Aim of the task: From the entries, copy each line that includes "Give".
BEGIN Material shown
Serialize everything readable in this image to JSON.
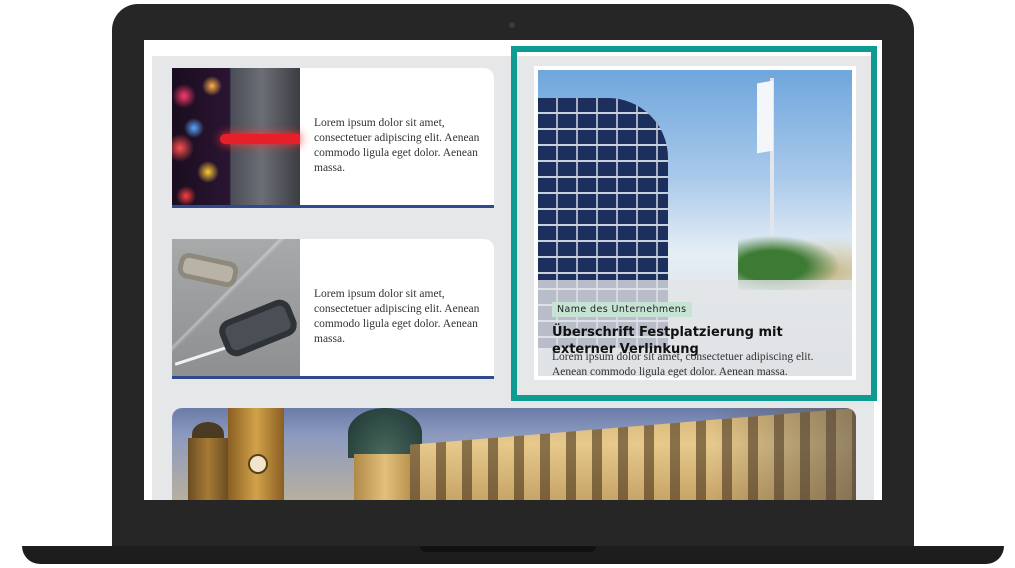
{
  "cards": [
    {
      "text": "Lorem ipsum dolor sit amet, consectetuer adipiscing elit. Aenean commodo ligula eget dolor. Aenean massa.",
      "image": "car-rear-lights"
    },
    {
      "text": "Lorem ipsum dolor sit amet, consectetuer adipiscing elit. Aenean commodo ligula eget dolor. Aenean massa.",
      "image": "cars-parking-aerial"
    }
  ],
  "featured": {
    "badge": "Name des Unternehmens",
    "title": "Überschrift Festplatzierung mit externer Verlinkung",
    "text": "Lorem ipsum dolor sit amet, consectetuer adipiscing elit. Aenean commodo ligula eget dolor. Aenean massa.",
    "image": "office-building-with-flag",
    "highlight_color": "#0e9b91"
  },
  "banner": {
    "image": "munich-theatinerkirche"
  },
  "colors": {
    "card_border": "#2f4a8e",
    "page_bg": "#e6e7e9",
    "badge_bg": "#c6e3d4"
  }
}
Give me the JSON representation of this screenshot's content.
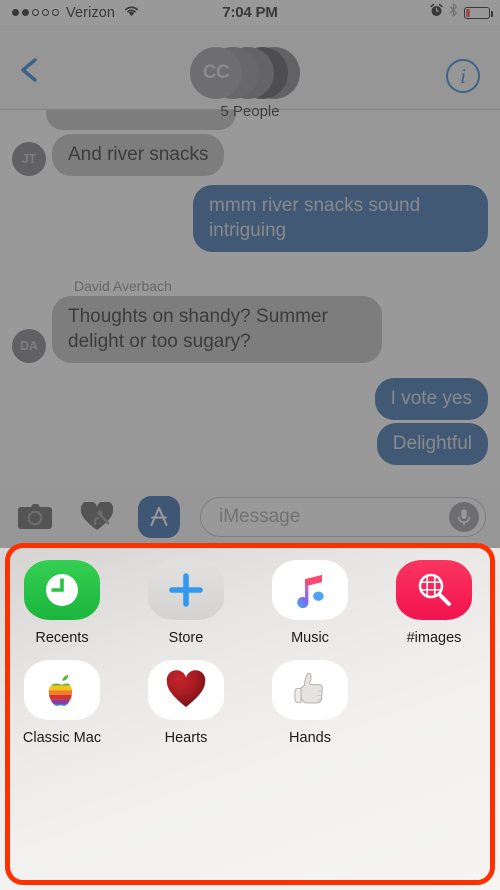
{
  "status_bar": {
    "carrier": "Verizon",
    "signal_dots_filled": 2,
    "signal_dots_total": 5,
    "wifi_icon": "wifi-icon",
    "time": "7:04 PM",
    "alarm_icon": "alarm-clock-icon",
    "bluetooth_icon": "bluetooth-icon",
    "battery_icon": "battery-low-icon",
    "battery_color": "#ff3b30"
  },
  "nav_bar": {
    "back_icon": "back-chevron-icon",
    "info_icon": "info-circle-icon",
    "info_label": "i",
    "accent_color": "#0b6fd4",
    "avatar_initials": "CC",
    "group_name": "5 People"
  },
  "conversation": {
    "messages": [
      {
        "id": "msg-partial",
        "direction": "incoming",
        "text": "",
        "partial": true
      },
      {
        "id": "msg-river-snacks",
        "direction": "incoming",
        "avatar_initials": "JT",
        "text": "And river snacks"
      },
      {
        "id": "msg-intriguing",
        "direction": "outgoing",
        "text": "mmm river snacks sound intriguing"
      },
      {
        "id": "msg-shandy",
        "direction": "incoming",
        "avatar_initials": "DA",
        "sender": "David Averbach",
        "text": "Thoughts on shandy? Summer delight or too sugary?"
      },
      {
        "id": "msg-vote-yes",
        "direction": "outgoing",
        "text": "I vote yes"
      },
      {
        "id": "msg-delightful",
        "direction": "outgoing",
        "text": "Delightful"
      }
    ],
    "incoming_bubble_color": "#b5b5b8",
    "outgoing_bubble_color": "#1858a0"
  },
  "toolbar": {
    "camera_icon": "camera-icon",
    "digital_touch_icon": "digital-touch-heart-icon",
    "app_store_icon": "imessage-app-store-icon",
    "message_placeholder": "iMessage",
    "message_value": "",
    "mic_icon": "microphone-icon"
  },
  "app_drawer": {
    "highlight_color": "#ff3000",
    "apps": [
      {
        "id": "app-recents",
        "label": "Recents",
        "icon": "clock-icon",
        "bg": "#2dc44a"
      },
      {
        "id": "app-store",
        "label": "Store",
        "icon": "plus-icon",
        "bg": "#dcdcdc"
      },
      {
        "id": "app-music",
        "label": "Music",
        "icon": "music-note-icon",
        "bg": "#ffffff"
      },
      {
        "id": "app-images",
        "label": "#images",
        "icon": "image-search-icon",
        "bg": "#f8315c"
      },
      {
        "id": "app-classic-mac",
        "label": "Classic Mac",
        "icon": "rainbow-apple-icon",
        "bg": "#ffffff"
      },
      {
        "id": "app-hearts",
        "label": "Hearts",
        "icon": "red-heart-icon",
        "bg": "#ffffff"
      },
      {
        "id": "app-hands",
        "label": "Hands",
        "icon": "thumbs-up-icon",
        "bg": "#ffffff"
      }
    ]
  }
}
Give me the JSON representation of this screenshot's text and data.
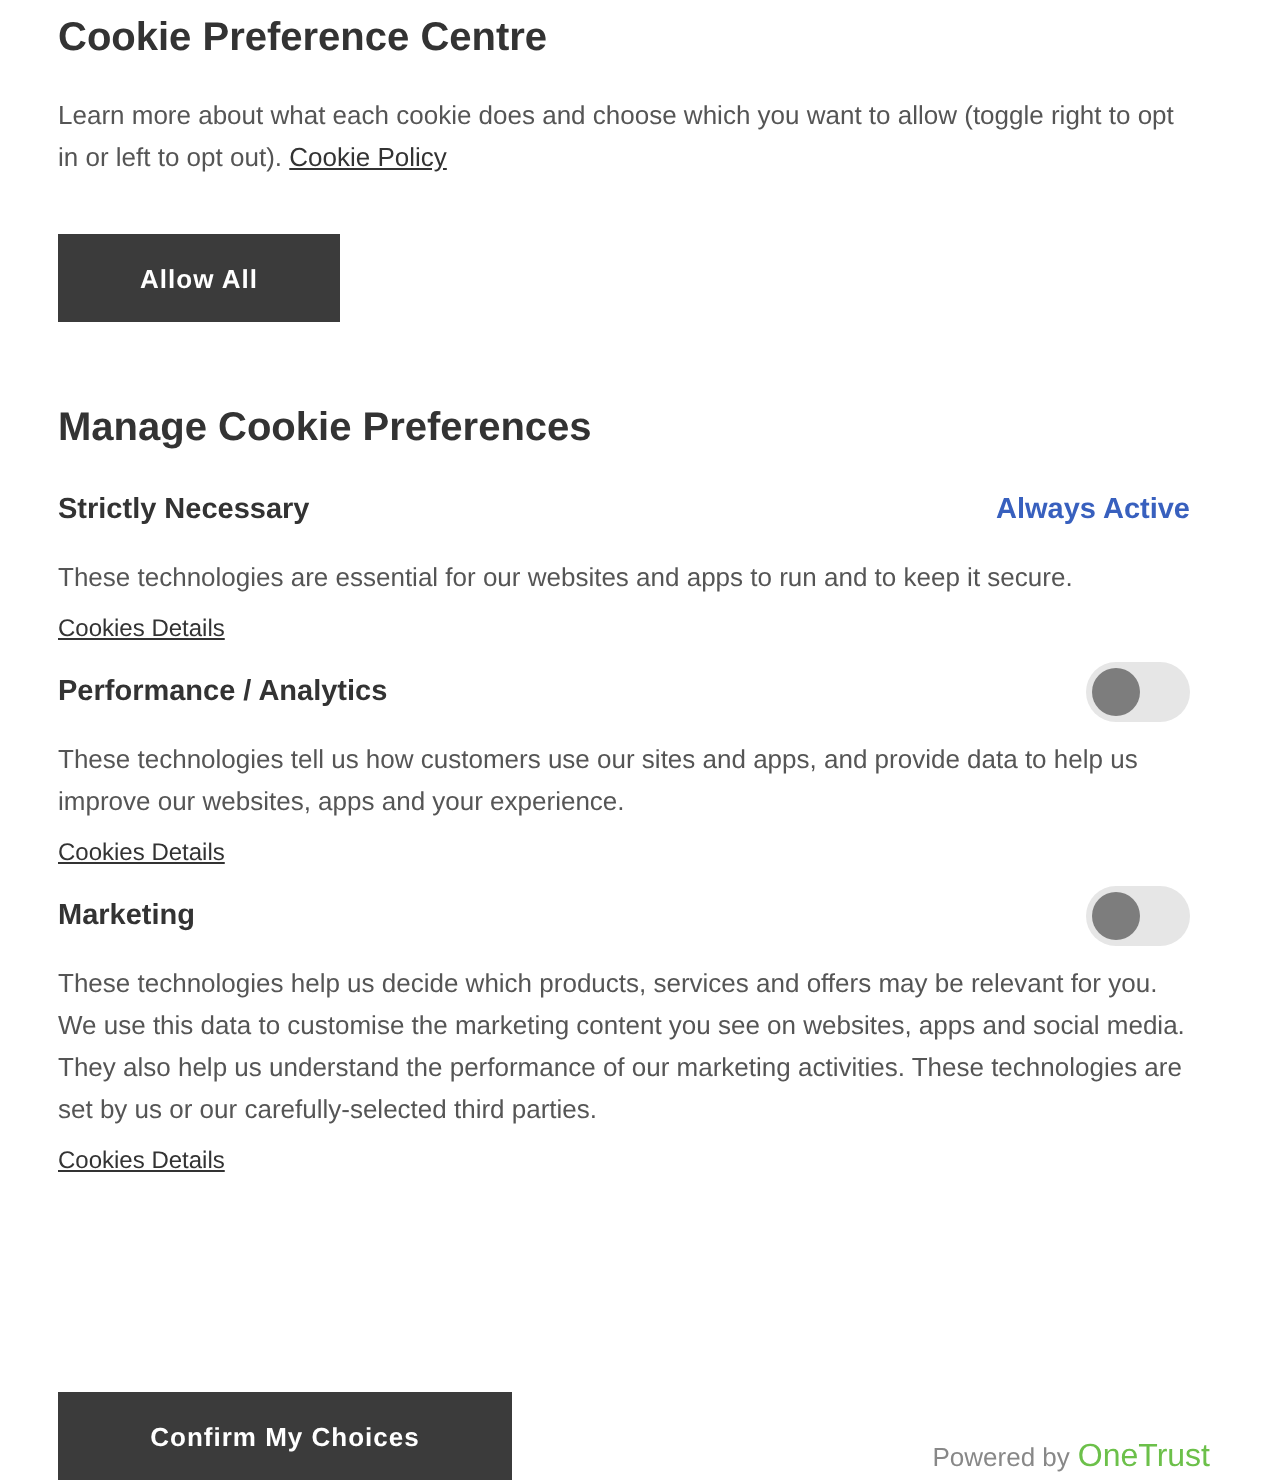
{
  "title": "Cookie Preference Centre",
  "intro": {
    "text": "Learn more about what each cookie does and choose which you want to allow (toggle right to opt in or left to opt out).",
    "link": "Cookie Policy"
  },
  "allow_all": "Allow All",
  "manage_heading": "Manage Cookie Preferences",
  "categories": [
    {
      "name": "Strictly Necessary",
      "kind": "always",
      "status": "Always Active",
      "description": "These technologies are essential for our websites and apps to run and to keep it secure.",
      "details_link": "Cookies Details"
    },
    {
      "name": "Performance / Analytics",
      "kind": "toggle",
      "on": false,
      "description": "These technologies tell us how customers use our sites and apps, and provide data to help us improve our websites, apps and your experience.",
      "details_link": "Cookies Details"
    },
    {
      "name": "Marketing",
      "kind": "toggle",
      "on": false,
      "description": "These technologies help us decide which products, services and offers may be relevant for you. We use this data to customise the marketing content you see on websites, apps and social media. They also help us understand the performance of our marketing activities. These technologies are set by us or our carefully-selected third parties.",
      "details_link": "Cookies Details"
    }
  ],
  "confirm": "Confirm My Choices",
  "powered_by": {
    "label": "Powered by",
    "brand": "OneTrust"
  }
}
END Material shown
Answer to the exercise:
Give me the JSON representation of this screenshot's content.
Give me the JSON representation of this screenshot's text and data.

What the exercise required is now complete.